THE RECORDS:
BEGIN

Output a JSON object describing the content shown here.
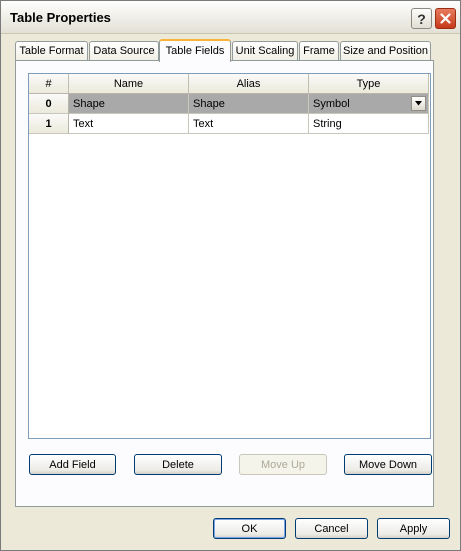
{
  "window": {
    "title": "Table Properties",
    "help_label": "?"
  },
  "tabs": [
    {
      "label": "Table Format",
      "active": false
    },
    {
      "label": "Data Source",
      "active": false
    },
    {
      "label": "Table Fields",
      "active": true
    },
    {
      "label": "Unit Scaling",
      "active": false
    },
    {
      "label": "Frame",
      "active": false
    },
    {
      "label": "Size and Position",
      "active": false
    }
  ],
  "fields_table": {
    "columns": [
      "#",
      "Name",
      "Alias",
      "Type"
    ],
    "rows": [
      {
        "index": "0",
        "name": "Shape",
        "alias": "Shape",
        "type": "Symbol",
        "selected": true
      },
      {
        "index": "1",
        "name": "Text",
        "alias": "Text",
        "type": "String",
        "selected": false
      }
    ]
  },
  "field_buttons": {
    "add": "Add Field",
    "delete": "Delete",
    "move_up": "Move Up",
    "move_down": "Move Down"
  },
  "footer": {
    "ok": "OK",
    "cancel": "Cancel",
    "apply": "Apply"
  },
  "colors": {
    "active_tab_accent": "#f7b33a",
    "selected_row": "#aaa9a9",
    "close_button": "#c6391a"
  }
}
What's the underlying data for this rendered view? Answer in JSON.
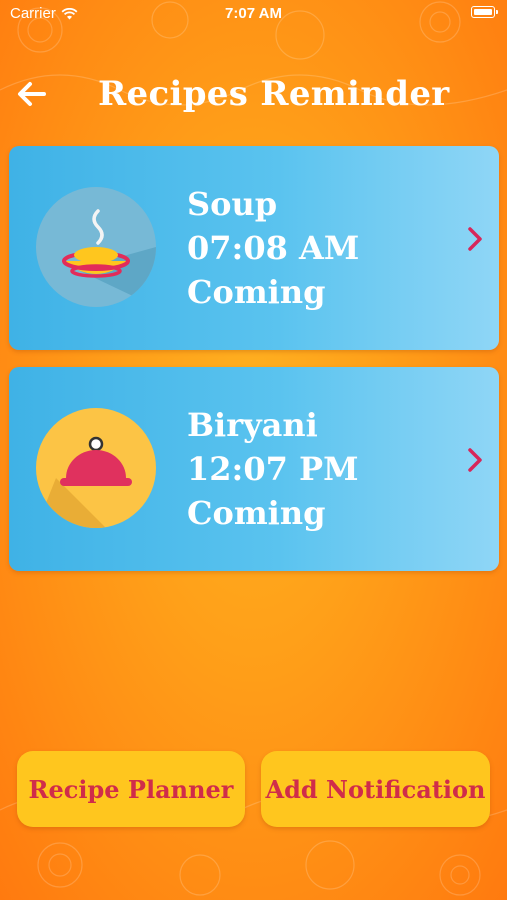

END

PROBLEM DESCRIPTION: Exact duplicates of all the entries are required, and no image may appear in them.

RESPONSE AREA:
Output a JSON object describing the content shown here.
{
  "window": {
    "title": "Table Properties",
    "help_label": "?"
  },
  "tabs": [
    {
      "label": "Table Format",
      "active": false
    },
    {
      "label": "Data Source",
      "active": false
    },
    {
      "label": "Table Fields",
      "active": true
    },
    {
      "label": "Unit Scaling",
      "active": false
    },
    {
      "label": "Frame",
      "active": false
    },
    {
      "label": "Size and Position",
      "active": false
    }
  ],
  "fields_table": {
    "columns": [
      "#",
      "Name",
      "Alias",
      "Type"
    ],
    "rows": [
      {
        "index": "0",
        "name": "Shape",
        "alias": "Shape",
        "type": "Symbol",
        "selected": true
      },
      {
        "index": "1",
        "name": "Text",
        "alias": "Text",
        "type": "String",
        "selected": false
      }
    ]
  },
  "field_buttons": {
    "add": "Add Field",
    "delete": "Delete",
    "move_up": "Move Up",
    "move_down": "Move Down"
  },
  "footer": {
    "ok": "OK",
    "cancel": "Cancel",
    "apply": "Apply"
  },
  "colors": {
    "active_tab_accent": "#f7b33a",
    "selected_row": "#aaa9a9",
    "close_button": "#c6391a"
  }
}
What's the underlying data for this rendered view? Answer in JSON.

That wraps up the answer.